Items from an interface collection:
● ● ● ●

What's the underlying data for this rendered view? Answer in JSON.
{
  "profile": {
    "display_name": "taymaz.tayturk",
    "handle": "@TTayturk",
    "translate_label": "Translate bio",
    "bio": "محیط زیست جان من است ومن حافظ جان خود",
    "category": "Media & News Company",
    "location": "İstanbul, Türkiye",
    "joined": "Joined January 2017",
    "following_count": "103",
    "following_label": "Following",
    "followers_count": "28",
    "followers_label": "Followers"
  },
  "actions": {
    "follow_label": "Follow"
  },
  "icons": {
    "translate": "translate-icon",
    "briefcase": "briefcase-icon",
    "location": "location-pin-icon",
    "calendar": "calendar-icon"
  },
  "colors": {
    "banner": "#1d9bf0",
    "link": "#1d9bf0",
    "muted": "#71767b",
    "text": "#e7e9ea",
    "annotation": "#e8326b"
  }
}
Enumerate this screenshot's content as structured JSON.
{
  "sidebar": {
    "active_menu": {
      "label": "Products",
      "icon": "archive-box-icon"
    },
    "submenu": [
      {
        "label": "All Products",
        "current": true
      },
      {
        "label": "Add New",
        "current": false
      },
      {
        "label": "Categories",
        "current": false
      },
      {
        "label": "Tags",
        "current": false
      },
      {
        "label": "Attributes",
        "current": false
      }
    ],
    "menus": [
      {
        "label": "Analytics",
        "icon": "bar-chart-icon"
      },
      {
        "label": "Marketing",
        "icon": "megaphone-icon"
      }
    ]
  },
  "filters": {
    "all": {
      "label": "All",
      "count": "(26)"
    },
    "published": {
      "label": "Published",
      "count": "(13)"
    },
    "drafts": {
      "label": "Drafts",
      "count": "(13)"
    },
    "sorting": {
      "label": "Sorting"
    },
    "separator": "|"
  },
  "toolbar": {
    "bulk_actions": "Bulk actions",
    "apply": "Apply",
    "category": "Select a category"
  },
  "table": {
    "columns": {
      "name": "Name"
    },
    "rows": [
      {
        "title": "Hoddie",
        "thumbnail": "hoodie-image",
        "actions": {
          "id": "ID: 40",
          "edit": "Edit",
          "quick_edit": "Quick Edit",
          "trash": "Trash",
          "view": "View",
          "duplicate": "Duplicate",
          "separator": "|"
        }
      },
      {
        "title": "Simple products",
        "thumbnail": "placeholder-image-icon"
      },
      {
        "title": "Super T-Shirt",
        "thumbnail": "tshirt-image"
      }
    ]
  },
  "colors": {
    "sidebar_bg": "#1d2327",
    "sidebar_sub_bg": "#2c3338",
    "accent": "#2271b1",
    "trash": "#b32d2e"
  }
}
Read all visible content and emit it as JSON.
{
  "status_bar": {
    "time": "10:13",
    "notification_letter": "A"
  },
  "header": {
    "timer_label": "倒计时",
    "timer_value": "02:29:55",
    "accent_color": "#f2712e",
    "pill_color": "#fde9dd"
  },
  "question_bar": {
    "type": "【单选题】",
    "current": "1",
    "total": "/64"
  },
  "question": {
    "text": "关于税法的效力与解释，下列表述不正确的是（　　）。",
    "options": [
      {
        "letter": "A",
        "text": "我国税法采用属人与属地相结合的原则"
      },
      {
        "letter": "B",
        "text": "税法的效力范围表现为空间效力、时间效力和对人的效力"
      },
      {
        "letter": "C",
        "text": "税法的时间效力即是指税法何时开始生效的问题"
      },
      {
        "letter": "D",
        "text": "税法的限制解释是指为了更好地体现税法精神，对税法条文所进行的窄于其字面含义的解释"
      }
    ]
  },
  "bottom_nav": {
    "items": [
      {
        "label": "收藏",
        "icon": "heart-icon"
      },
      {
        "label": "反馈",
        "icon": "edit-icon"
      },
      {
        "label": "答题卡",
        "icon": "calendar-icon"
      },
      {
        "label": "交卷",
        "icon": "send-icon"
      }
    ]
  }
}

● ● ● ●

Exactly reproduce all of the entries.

What's the underlying data for this rendered view? Answer in JSON.
{
  "profile": {
    "display_name": "taymaz.tayturk",
    "handle": "@TTayturk",
    "translate_label": "Translate bio",
    "bio": "محیط زیست جان من است ومن حافظ جان خود",
    "category": "Media & News Company",
    "location": "İstanbul, Türkiye",
    "joined": "Joined January 2017",
    "following_count": "103",
    "following_label": "Following",
    "followers_count": "28",
    "followers_label": "Followers"
  },
  "actions": {
    "follow_label": "Follow"
  },
  "icons": {
    "translate": "translate-icon",
    "briefcase": "briefcase-icon",
    "location": "location-pin-icon",
    "calendar": "calendar-icon"
  },
  "colors": {
    "banner": "#1d9bf0",
    "link": "#1d9bf0",
    "muted": "#71767b",
    "text": "#e7e9ea",
    "annotation": "#e8326b"
  }
}
Enumerate this screenshot's content as structured JSON.
{
  "sidebar": {
    "active_menu": {
      "label": "Products",
      "icon": "archive-box-icon"
    },
    "submenu": [
      {
        "label": "All Products",
        "current": true
      },
      {
        "label": "Add New",
        "current": false
      },
      {
        "label": "Categories",
        "current": false
      },
      {
        "label": "Tags",
        "current": false
      },
      {
        "label": "Attributes",
        "current": false
      }
    ],
    "menus": [
      {
        "label": "Analytics",
        "icon": "bar-chart-icon"
      },
      {
        "label": "Marketing",
        "icon": "megaphone-icon"
      }
    ]
  },
  "filters": {
    "all": {
      "label": "All",
      "count": "(26)"
    },
    "published": {
      "label": "Published",
      "count": "(13)"
    },
    "drafts": {
      "label": "Drafts",
      "count": "(13)"
    },
    "sorting": {
      "label": "Sorting"
    },
    "separator": "|"
  },
  "toolbar": {
    "bulk_actions": "Bulk actions",
    "apply": "Apply",
    "category": "Select a category"
  },
  "table": {
    "columns": {
      "name": "Name"
    },
    "rows": [
      {
        "title": "Hoddie",
        "thumbnail": "hoodie-image",
        "actions": {
          "id": "ID: 40",
          "edit": "Edit",
          "quick_edit": "Quick Edit",
          "trash": "Trash",
          "view": "View",
          "duplicate": "Duplicate",
          "separator": "|"
        }
      },
      {
        "title": "Simple products",
        "thumbnail": "placeholder-image-icon"
      },
      {
        "title": "Super T-Shirt",
        "thumbnail": "tshirt-image"
      }
    ]
  },
  "colors": {
    "sidebar_bg": "#1d2327",
    "sidebar_sub_bg": "#2c3338",
    "accent": "#2271b1",
    "trash": "#b32d2e"
  }
}
Read all visible content and emit it as JSON.
{
  "status_bar": {
    "time": "10:13",
    "notification_letter": "A"
  },
  "header": {
    "timer_label": "倒计时",
    "timer_value": "02:29:55",
    "accent_color": "#f2712e",
    "pill_color": "#fde9dd"
  },
  "question_bar": {
    "type": "【单选题】",
    "current": "1",
    "total": "/64"
  },
  "question": {
    "text": "关于税法的效力与解释，下列表述不正确的是（　　）。",
    "options": [
      {
        "letter": "A",
        "text": "我国税法采用属人与属地相结合的原则"
      },
      {
        "letter": "B",
        "text": "税法的效力范围表现为空间效力、时间效力和对人的效力"
      },
      {
        "letter": "C",
        "text": "税法的时间效力即是指税法何时开始生效的问题"
      },
      {
        "letter": "D",
        "text": "税法的限制解释是指为了更好地体现税法精神，对税法条文所进行的窄于其字面含义的解释"
      }
    ]
  },
  "bottom_nav": {
    "items": [
      {
        "label": "收藏",
        "icon": "heart-icon"
      },
      {
        "label": "反馈",
        "icon": "edit-icon"
      },
      {
        "label": "答题卡",
        "icon": "calendar-icon"
      },
      {
        "label": "交卷",
        "icon": "send-icon"
      }
    ]
  }
}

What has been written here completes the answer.